• [ABOUT THIS TASK] Extract every line of the material below and reproduce it faithfully.

• [DATA SUPPLIED]
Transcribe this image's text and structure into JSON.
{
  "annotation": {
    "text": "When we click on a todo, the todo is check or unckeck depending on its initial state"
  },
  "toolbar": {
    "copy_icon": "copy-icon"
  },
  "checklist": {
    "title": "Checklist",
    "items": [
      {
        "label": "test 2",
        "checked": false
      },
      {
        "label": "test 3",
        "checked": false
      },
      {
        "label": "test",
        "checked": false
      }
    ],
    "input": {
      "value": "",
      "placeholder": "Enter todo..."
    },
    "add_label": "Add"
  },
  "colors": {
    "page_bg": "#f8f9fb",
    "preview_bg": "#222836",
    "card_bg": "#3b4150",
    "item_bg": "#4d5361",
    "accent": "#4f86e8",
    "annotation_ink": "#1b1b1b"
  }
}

• [REPLY]
Transcribe this image's text and structure into JSON.
{
  "annotation": {
    "text": "When we click on a todo, the todo is check or unckeck depending on its initial state"
  },
  "toolbar": {
    "copy_icon": "copy-icon"
  },
  "checklist": {
    "title": "Checklist",
    "items": [
      {
        "label": "test 2",
        "checked": false
      },
      {
        "label": "test 3",
        "checked": false
      },
      {
        "label": "test",
        "checked": false
      }
    ],
    "input": {
      "value": "",
      "placeholder": "Enter todo..."
    },
    "add_label": "Add"
  },
  "colors": {
    "page_bg": "#f8f9fb",
    "preview_bg": "#222836",
    "card_bg": "#3b4150",
    "item_bg": "#4d5361",
    "accent": "#4f86e8",
    "annotation_ink": "#1b1b1b"
  }
}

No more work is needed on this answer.